◆ Assigned task
Using the data below, work out how many lines contain "JSON", and report only that number.

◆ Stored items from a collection

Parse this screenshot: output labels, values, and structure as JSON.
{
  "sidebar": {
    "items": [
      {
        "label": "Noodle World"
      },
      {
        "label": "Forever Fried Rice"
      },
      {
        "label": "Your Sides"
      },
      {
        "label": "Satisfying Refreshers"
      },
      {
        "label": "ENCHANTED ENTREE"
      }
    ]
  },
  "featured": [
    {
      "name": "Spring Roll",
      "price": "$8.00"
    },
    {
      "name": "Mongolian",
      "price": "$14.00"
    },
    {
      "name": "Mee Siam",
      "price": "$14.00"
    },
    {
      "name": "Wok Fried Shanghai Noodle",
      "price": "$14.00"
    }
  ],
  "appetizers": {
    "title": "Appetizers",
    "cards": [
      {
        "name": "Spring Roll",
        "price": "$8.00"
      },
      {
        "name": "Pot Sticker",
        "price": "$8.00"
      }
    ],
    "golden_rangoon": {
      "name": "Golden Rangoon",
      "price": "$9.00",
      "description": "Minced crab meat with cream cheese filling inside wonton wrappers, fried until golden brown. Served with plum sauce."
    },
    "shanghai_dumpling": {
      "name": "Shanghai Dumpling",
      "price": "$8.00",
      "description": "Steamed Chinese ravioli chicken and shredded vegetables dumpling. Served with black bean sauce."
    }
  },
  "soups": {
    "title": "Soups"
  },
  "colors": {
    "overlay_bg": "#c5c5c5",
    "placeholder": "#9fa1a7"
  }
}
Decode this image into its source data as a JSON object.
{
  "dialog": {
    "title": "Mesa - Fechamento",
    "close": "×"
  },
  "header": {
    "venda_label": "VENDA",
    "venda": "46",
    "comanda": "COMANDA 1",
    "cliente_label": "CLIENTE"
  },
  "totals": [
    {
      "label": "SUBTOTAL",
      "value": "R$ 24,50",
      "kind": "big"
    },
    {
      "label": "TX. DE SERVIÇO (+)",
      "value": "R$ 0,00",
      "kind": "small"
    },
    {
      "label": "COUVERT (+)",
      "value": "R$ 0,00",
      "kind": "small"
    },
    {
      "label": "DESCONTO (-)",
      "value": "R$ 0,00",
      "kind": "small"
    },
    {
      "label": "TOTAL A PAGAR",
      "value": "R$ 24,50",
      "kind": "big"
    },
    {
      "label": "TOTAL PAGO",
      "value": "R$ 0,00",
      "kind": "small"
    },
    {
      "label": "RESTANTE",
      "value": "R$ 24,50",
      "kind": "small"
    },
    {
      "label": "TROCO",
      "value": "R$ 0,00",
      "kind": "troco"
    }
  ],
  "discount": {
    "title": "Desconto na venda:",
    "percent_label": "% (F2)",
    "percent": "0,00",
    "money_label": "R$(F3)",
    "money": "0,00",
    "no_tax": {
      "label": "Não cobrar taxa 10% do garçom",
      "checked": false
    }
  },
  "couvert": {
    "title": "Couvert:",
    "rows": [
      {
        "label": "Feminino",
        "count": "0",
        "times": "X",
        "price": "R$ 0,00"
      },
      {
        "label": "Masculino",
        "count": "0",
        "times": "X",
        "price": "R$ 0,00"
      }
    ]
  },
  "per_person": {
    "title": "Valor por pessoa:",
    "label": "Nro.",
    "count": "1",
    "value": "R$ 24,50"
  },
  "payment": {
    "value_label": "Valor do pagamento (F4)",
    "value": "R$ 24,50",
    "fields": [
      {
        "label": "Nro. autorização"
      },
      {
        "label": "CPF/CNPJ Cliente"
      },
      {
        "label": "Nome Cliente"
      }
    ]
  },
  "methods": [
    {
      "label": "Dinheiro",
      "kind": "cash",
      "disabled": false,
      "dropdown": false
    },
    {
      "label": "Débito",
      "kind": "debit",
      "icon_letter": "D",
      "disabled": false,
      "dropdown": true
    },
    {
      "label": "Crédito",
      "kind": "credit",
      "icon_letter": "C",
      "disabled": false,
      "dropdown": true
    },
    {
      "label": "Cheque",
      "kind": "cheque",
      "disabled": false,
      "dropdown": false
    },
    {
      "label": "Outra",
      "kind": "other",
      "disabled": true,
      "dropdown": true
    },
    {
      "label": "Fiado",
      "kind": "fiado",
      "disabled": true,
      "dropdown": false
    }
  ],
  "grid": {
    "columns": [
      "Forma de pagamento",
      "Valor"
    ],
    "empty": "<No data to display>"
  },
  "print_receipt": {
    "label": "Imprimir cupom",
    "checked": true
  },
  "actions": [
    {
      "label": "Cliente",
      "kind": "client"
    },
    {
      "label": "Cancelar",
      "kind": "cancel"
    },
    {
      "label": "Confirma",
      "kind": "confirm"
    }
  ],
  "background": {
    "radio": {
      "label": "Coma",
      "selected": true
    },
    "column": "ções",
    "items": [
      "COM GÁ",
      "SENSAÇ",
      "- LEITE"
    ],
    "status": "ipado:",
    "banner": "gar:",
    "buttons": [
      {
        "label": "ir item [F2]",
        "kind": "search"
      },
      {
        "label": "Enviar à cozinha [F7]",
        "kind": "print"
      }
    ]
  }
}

◆ Result for this task
2